Dataset rows for apps and sites:
++++

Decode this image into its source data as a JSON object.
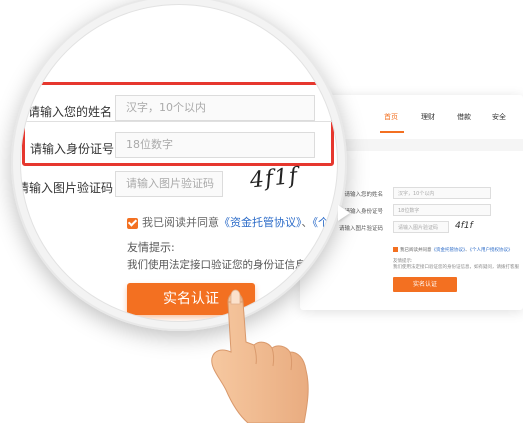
{
  "background_page": {
    "nav": [
      {
        "label": "首页",
        "active": true
      },
      {
        "label": "理财",
        "active": false
      },
      {
        "label": "借款",
        "active": false
      },
      {
        "label": "安全",
        "active": false
      }
    ],
    "form": {
      "name_label": "请输入您的姓名",
      "name_placeholder": "汉字，10个以内",
      "id_label": "请输入身份证号",
      "id_placeholder": "18位数字",
      "captcha_label": "请输入图片验证码",
      "captcha_placeholder": "请输入图片验证码",
      "captcha_text": "4f1f"
    },
    "agree_prefix": "我已阅读并同意",
    "agree_link1": "《资金托管协议》",
    "agree_mid": "、",
    "agree_link2": "《个人用户授权协议》",
    "tip_title": "友情提示:",
    "tip_text": "我们使用法定接口验证您的身份证信息，如有疑问，请拨打客服",
    "submit_label": "实名认证"
  },
  "magnifier": {
    "name_label": "请输入您的姓名",
    "name_placeholder": "汉字，10个以内",
    "id_label": "请输入身份证号",
    "id_placeholder": "18位数字",
    "captcha_label": "请输入图片验证码",
    "captcha_placeholder": "请输入图片验证码",
    "captcha_text": "4f1f",
    "agree_prefix": "我已阅读并同意",
    "agree_link1": "《资金托管协议》",
    "agree_mid": "、",
    "agree_link2": "《个人用户授权协",
    "tip_title": "友情提示:",
    "tip_text": "我们使用法定接口验证您的身份证信息，如有疑问",
    "submit_label": "实名认证"
  },
  "colors": {
    "accent": "#f37021",
    "highlight": "#e6372e",
    "link": "#2b6bc8"
  },
  "icons": [
    "checkbox-checked-icon",
    "pointing-hand-icon"
  ]
}
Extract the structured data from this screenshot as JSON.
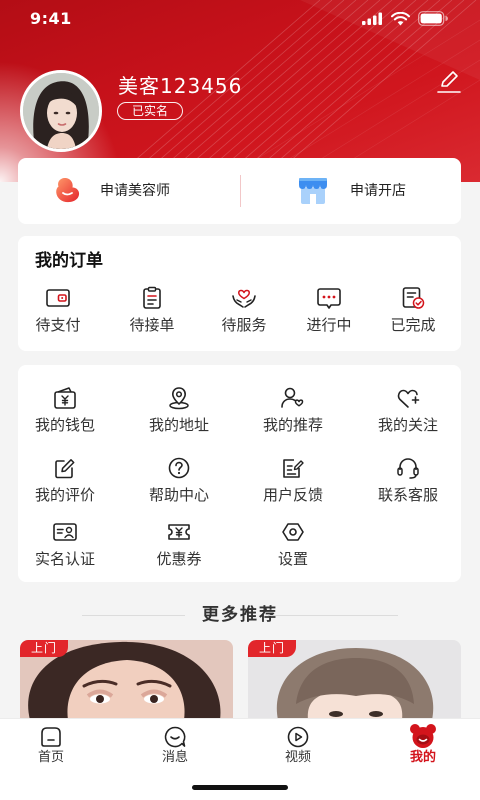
{
  "status_bar": {
    "time": "9:41",
    "icons": [
      "signal-icon",
      "wifi-icon",
      "battery-icon"
    ]
  },
  "profile": {
    "name": "美客123456",
    "verified_badge": "已实名",
    "edit_icon": "edit-icon"
  },
  "apply_card": {
    "items": [
      {
        "label": "申请美容师",
        "icon": "beautician-icon"
      },
      {
        "label": "申请开店",
        "icon": "shop-icon"
      }
    ]
  },
  "orders": {
    "title": "我的订单",
    "items": [
      {
        "label": "待支付",
        "icon": "pending-payment-icon"
      },
      {
        "label": "待接单",
        "icon": "pending-accept-icon"
      },
      {
        "label": "待服务",
        "icon": "pending-service-icon"
      },
      {
        "label": "进行中",
        "icon": "in-progress-icon"
      },
      {
        "label": "已完成",
        "icon": "completed-icon"
      }
    ]
  },
  "services": {
    "items": [
      {
        "label": "我的钱包",
        "icon": "wallet-icon"
      },
      {
        "label": "我的地址",
        "icon": "location-icon"
      },
      {
        "label": "我的推荐",
        "icon": "referral-icon"
      },
      {
        "label": "我的关注",
        "icon": "follow-icon"
      },
      {
        "label": "我的评价",
        "icon": "review-icon"
      },
      {
        "label": "帮助中心",
        "icon": "help-icon"
      },
      {
        "label": "用户反馈",
        "icon": "feedback-icon"
      },
      {
        "label": "联系客服",
        "icon": "headset-icon"
      },
      {
        "label": "实名认证",
        "icon": "id-card-icon"
      },
      {
        "label": "优惠券",
        "icon": "coupon-icon"
      },
      {
        "label": "设置",
        "icon": "settings-icon"
      }
    ]
  },
  "recommend": {
    "title": "更多推荐",
    "cards": [
      {
        "badge": "上门"
      },
      {
        "badge": "上门"
      }
    ]
  },
  "tab_bar": {
    "items": [
      {
        "label": "首页",
        "icon": "home-icon",
        "active": false
      },
      {
        "label": "消息",
        "icon": "message-icon",
        "active": false
      },
      {
        "label": "视频",
        "icon": "video-icon",
        "active": false
      },
      {
        "label": "我的",
        "icon": "profile-icon",
        "active": true
      }
    ]
  },
  "colors": {
    "accent": "#d3141c",
    "badge": "#e2262b",
    "background": "#f4f4f4",
    "card": "#ffffff",
    "text": "#222222"
  }
}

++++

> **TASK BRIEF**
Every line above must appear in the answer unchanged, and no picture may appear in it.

> **ANSWER SPACE**
Decode this image into its source data as a JSON object.
{
  "background_page": {
    "nav": [
      {
        "label": "首页",
        "active": true
      },
      {
        "label": "理财",
        "active": false
      },
      {
        "label": "借款",
        "active": false
      },
      {
        "label": "安全",
        "active": false
      }
    ],
    "form": {
      "name_label": "请输入您的姓名",
      "name_placeholder": "汉字，10个以内",
      "id_label": "请输入身份证号",
      "id_placeholder": "18位数字",
      "captcha_label": "请输入图片验证码",
      "captcha_placeholder": "请输入图片验证码",
      "captcha_text": "4f1f"
    },
    "agree_prefix": "我已阅读并同意",
    "agree_link1": "《资金托管协议》",
    "agree_mid": "、",
    "agree_link2": "《个人用户授权协议》",
    "tip_title": "友情提示:",
    "tip_text": "我们使用法定接口验证您的身份证信息，如有疑问，请拨打客服",
    "submit_label": "实名认证"
  },
  "magnifier": {
    "name_label": "请输入您的姓名",
    "name_placeholder": "汉字，10个以内",
    "id_label": "请输入身份证号",
    "id_placeholder": "18位数字",
    "captcha_label": "请输入图片验证码",
    "captcha_placeholder": "请输入图片验证码",
    "captcha_text": "4f1f",
    "agree_prefix": "我已阅读并同意",
    "agree_link1": "《资金托管协议》",
    "agree_mid": "、",
    "agree_link2": "《个人用户授权协",
    "tip_title": "友情提示:",
    "tip_text": "我们使用法定接口验证您的身份证信息，如有疑问",
    "submit_label": "实名认证"
  },
  "colors": {
    "accent": "#f37021",
    "highlight": "#e6372e",
    "link": "#2b6bc8"
  },
  "icons": [
    "checkbox-checked-icon",
    "pointing-hand-icon"
  ]
}
Extract the structured data from this screenshot as JSON.
{
  "status_bar": {
    "time": "9:41",
    "icons": [
      "signal-icon",
      "wifi-icon",
      "battery-icon"
    ]
  },
  "profile": {
    "name": "美客123456",
    "verified_badge": "已实名",
    "edit_icon": "edit-icon"
  },
  "apply_card": {
    "items": [
      {
        "label": "申请美容师",
        "icon": "beautician-icon"
      },
      {
        "label": "申请开店",
        "icon": "shop-icon"
      }
    ]
  },
  "orders": {
    "title": "我的订单",
    "items": [
      {
        "label": "待支付",
        "icon": "pending-payment-icon"
      },
      {
        "label": "待接单",
        "icon": "pending-accept-icon"
      },
      {
        "label": "待服务",
        "icon": "pending-service-icon"
      },
      {
        "label": "进行中",
        "icon": "in-progress-icon"
      },
      {
        "label": "已完成",
        "icon": "completed-icon"
      }
    ]
  },
  "services": {
    "items": [
      {
        "label": "我的钱包",
        "icon": "wallet-icon"
      },
      {
        "label": "我的地址",
        "icon": "location-icon"
      },
      {
        "label": "我的推荐",
        "icon": "referral-icon"
      },
      {
        "label": "我的关注",
        "icon": "follow-icon"
      },
      {
        "label": "我的评价",
        "icon": "review-icon"
      },
      {
        "label": "帮助中心",
        "icon": "help-icon"
      },
      {
        "label": "用户反馈",
        "icon": "feedback-icon"
      },
      {
        "label": "联系客服",
        "icon": "headset-icon"
      },
      {
        "label": "实名认证",
        "icon": "id-card-icon"
      },
      {
        "label": "优惠券",
        "icon": "coupon-icon"
      },
      {
        "label": "设置",
        "icon": "settings-icon"
      }
    ]
  },
  "recommend": {
    "title": "更多推荐",
    "cards": [
      {
        "badge": "上门"
      },
      {
        "badge": "上门"
      }
    ]
  },
  "tab_bar": {
    "items": [
      {
        "label": "首页",
        "icon": "home-icon",
        "active": false
      },
      {
        "label": "消息",
        "icon": "message-icon",
        "active": false
      },
      {
        "label": "视频",
        "icon": "video-icon",
        "active": false
      },
      {
        "label": "我的",
        "icon": "profile-icon",
        "active": true
      }
    ]
  },
  "colors": {
    "accent": "#d3141c",
    "badge": "#e2262b",
    "background": "#f4f4f4",
    "card": "#ffffff",
    "text": "#222222"
  }
}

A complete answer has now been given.